• WHAT TO WORK ON
Take each line of the records below that contains the string "icon" and copy it.
========================================
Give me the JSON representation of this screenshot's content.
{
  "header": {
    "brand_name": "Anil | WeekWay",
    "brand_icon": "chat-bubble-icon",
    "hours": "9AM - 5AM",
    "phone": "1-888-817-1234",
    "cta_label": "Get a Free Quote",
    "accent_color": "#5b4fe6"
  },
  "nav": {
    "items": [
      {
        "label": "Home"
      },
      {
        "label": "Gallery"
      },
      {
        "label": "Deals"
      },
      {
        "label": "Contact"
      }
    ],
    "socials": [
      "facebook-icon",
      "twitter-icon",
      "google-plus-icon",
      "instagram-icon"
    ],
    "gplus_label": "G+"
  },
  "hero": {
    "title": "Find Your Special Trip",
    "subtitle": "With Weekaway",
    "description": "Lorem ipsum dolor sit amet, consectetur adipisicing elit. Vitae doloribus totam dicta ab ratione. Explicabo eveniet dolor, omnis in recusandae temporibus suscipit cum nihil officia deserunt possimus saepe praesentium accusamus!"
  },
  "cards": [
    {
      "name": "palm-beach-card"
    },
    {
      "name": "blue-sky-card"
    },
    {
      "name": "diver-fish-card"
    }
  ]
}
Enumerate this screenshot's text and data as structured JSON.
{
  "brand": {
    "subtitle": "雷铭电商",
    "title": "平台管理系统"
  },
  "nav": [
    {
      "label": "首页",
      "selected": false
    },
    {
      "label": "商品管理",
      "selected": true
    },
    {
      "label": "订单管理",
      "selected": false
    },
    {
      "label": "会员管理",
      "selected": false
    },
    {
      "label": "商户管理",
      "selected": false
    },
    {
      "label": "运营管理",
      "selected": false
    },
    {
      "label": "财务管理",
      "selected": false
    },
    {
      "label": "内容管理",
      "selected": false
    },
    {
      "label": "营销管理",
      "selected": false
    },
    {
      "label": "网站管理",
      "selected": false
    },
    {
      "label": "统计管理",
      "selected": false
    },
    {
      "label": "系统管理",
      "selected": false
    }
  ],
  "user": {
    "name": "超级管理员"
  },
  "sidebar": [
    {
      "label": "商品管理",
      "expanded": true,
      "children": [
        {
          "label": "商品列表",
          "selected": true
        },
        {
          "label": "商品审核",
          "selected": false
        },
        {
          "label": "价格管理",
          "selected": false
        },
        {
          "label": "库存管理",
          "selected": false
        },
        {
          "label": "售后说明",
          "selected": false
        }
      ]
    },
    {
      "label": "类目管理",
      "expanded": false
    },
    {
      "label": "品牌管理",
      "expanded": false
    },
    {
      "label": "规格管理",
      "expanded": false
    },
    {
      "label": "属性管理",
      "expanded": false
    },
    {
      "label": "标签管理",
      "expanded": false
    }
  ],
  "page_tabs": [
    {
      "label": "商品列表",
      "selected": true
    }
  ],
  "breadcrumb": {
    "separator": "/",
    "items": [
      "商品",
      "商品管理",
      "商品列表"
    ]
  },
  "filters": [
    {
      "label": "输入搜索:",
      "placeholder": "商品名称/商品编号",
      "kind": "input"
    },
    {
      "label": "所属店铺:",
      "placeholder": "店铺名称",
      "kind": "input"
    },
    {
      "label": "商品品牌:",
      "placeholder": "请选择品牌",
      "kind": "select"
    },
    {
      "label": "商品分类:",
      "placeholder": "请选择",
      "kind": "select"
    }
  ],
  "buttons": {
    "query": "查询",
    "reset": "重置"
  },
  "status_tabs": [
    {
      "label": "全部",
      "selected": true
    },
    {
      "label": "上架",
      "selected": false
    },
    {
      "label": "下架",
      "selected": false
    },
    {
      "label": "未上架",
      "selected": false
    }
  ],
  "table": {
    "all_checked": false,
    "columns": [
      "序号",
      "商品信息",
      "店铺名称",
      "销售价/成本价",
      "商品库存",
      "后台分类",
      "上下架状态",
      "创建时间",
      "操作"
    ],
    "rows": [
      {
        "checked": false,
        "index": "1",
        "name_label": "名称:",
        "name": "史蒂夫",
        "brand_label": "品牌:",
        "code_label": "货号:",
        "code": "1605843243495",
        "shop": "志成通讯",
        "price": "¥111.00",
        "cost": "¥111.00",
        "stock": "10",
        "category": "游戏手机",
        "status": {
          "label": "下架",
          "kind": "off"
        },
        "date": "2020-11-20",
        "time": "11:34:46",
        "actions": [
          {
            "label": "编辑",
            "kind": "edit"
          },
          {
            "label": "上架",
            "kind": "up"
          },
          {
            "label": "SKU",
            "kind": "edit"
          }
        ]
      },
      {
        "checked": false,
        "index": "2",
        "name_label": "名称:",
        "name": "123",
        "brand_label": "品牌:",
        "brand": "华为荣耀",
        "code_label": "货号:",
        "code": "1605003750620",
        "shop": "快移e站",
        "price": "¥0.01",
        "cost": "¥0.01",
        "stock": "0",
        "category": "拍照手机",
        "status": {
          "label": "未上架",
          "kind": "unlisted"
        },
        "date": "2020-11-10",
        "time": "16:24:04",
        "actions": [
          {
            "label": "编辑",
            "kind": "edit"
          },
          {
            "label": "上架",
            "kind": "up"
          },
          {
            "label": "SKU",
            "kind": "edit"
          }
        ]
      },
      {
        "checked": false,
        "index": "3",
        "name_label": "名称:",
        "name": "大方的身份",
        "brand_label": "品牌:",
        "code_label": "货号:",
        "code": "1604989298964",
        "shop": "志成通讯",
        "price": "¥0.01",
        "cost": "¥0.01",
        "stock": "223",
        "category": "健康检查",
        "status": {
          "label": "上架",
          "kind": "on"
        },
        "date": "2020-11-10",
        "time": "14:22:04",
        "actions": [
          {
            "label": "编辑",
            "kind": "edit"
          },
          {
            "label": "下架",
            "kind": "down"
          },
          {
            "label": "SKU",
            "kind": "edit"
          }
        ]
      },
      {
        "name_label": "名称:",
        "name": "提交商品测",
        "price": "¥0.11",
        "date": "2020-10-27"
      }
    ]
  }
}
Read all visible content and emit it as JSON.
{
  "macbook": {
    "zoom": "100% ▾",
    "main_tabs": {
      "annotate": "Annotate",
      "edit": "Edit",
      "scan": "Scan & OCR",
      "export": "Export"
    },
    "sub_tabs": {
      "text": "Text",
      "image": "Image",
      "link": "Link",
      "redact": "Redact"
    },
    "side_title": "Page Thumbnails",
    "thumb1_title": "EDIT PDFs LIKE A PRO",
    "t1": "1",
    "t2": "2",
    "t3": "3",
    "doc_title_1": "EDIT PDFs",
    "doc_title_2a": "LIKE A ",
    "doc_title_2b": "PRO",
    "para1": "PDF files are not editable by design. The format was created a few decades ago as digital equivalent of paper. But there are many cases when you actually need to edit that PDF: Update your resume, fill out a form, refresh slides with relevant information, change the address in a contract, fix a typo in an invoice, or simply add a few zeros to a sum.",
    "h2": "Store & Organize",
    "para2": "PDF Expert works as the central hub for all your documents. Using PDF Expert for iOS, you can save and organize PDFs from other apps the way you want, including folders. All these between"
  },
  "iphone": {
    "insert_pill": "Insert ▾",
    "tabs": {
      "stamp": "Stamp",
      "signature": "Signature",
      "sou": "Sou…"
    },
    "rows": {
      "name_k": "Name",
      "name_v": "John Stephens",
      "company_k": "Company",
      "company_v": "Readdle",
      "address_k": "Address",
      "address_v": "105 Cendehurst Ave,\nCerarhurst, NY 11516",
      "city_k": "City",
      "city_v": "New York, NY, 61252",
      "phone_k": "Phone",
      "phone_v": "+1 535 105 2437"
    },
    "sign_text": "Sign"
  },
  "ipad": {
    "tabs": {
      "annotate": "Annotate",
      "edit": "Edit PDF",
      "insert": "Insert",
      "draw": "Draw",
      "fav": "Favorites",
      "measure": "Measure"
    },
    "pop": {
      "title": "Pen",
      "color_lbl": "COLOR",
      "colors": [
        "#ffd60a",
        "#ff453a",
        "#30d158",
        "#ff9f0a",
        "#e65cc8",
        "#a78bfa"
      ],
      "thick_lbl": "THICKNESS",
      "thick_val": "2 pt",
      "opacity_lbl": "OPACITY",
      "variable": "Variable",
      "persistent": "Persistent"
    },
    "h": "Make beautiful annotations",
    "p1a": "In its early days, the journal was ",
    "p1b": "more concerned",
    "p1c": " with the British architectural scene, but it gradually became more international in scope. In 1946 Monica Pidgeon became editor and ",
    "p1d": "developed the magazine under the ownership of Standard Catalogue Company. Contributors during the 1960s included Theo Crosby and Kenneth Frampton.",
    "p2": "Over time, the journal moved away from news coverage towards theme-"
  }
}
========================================
• WRITTEN ANSWER
    "brand_icon": "chat-bubble-icon",
      "facebook-icon",
      "twitter-icon",
      "google-plus-icon",
      "instagram-icon"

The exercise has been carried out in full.